Triphenyltetrazolium chloride



Funded by The Danish Diabetes Academy and supported by the Novo Nordisk Foundation (NNF17OC0028766) and The Health Research Fund of Central Denmark Region, Denmark.


  1. 1.
    Botker HE et al (2012) Measuring myocardial salvage. Cardiovasc Res 94(2):266–275CrossRefGoogle Scholar
  2. 2.
    Croisille P, Kim HW, Kim RJ (2012) Controversies in cardiovascular MR imaging: T2-weighted imaging should not be used to delineate the area at risk in ischemic myocardial injury. Radiology 265(1):12–22CrossRefGoogle Scholar
  3. 3.
    Kim HW et al (2015) Relationship of T2-weighted MRI myocardial hyperintensity and the ischemic area-at-risk. Circ Res 117(3):254–265CrossRefGoogle Scholar
  4. 4.
    Hansen ES et al (2016) Cardiovascular MR T2-STIR imaging does not discriminate between intramyocardial haemorrhage and microvascular obstruction during the subacute phase of a reperfused myocardial infarction. Open Heart 3(1):e000346CrossRefGoogle Scholar
  5. 5.
    Fernandez-Jimenez R et al (2015) Myocardial edema after ischemia/reperfusion is not stable and follows a bimodal pattern: imaging and histological tissue characterization. J Am Coll Cardiol 65(4):315–323CrossRefGoogle Scholar
  6. 6.
    Fernandez-Jimenez R et al (2017) Dynamic edematous response of the human heart to myocardial infarction: implications for assessing myocardial area at risk and salvage. Circulation 136(14):1288–1300CrossRefGoogle Scholar
  7. 7.
    Sorensson P et al (2010) Assessment of myocardium at risk with contrast enhanced steady-state free precession cine cardiovascular magnetic resonance compared to single-photon emission computed tomography. J Cardiovasc Magn Reson 12:25CrossRefGoogle Scholar
  8. 8.
    Kumar A et al (2011) CMR imaging of edema in myocardial infarction using cine balanced steady-state free precession. JACC Cardiovasc Imaging 4(12):1265–1273CrossRefGoogle Scholar
  9. 9.
    Hammer-Hansen S et al (2017) Early gadolinium enhancement for determination of area at risk: a preclinical validation study. JACC Cardiovasc Imaging 10(2):130–139CrossRefGoogle Scholar
  10. 10.
    Nordlund D et al (2017) Experimental validation of contrast-enhanced SSFP cine CMR for quantification of myocardium at risk in acute myocardial infarction. J Cardiovasc Magn Reson 19(1):12CrossRefGoogle Scholar
  11. 11.
    Pedersen SF et al (2015) Dimethyl sulfoxide reduces microvascular obstruction and intramyocardial hemorrhage in a porcine ischemia–reperfusion model. Heart Res Open J 2(2):85–91CrossRefGoogle Scholar
  12. 12.
    Tufvesson J et al (2016) Automatic segmentation of myocardium at risk from contrast enhanced SSFP CMR: validation against expert readers and SPECT. BMC Med Imaging 16:19CrossRefGoogle Scholar
  13. 13.
    Sjogren J et al (2012) Semi-automatic segmentation of myocardium at risk in T2-weighted cardiovascular magnetic resonance. J Cardiovasc Magn Reson 14:10CrossRefGoogle Scholar
  14. 14.
    Heiberg E et al (2008) Automated quantification of myocardial infarction from MR images by accounting for partial volume effects: animal, phantom, and human study. Radiology 246(2):581–588CrossRefGoogle Scholar
  15. 15.
    Reeder SB, Herzka DA, McVeigh ER (2004) Signal-to-noise ratio behavior of steady-state free precession. Magn Reson Med 52(1):123–130CrossRefGoogle Scholar

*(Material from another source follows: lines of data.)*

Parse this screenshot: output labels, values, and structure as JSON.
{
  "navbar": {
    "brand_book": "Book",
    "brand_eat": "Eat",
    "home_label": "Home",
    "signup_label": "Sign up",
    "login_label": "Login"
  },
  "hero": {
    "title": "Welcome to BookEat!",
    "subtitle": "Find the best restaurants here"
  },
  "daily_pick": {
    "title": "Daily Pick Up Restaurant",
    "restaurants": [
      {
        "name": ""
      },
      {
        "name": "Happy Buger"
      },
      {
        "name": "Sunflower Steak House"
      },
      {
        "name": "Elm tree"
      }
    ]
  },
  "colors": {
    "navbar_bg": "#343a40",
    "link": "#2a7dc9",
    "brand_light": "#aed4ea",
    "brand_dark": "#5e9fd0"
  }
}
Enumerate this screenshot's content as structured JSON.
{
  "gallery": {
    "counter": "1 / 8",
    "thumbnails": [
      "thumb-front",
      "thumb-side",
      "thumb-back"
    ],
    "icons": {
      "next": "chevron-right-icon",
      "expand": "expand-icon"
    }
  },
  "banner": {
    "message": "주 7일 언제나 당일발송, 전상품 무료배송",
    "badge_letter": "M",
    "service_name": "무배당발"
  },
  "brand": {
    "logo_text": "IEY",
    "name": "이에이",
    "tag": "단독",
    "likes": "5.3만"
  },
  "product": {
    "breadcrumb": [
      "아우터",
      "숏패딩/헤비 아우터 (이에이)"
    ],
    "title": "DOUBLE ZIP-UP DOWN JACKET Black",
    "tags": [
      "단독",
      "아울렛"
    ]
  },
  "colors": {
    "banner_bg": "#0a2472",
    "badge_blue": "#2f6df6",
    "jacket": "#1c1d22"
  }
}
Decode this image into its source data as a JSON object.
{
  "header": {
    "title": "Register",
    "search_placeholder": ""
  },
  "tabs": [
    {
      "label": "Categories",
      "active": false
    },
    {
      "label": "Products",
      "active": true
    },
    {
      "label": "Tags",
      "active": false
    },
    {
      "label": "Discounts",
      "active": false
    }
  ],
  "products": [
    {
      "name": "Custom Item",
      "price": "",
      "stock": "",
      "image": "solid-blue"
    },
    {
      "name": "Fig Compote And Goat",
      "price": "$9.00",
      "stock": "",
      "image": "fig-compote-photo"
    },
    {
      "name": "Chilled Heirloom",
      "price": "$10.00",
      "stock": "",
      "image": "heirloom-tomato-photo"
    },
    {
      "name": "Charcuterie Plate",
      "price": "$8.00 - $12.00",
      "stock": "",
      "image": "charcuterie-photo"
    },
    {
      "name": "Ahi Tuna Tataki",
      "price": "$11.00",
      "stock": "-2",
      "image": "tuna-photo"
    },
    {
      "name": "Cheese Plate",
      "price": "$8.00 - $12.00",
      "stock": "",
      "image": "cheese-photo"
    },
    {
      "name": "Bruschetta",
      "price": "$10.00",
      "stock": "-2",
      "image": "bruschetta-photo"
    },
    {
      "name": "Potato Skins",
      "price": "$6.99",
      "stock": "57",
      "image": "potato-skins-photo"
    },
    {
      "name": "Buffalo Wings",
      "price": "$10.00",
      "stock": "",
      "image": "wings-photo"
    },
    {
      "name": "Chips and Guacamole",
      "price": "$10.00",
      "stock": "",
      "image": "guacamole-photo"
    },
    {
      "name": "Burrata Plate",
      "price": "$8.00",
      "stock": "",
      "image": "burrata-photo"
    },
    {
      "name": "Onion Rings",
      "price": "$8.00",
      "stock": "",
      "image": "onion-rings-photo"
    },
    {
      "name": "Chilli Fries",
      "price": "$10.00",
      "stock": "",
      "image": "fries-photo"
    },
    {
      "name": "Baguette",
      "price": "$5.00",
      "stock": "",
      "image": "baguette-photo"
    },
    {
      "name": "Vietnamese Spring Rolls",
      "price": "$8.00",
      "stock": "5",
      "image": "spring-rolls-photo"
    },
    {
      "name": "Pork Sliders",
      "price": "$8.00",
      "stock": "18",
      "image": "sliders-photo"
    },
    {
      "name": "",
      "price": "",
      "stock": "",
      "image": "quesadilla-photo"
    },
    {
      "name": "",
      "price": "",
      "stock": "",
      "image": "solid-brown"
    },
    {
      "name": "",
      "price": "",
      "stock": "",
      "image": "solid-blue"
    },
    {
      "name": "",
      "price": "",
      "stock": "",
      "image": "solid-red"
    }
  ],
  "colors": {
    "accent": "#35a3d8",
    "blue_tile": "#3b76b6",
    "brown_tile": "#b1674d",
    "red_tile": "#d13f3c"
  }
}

Copyright information

© Springer Nature B.V. 2019

Authors and Affiliations

  1. 1.The MR Research Centre and Department of Clinical MedicineAarhus University Hospital SkejbyAarhus NDenmark
  2. 2.Danish Diabetes AcademyOdenseDenmark
  3. 3.Department of Cardiothoracic and Vascular Surgery TAarhus University Hospital SkejbyAarhus NDenmark
  4. 4.Department of Endocrinology and Internal MedicineAarhus University Hospital THGAarhus CDenmark
  5. 5.Department of CardiologyAarhus University Hospital SkejbyAarhus NDenmark

Personalised recommendations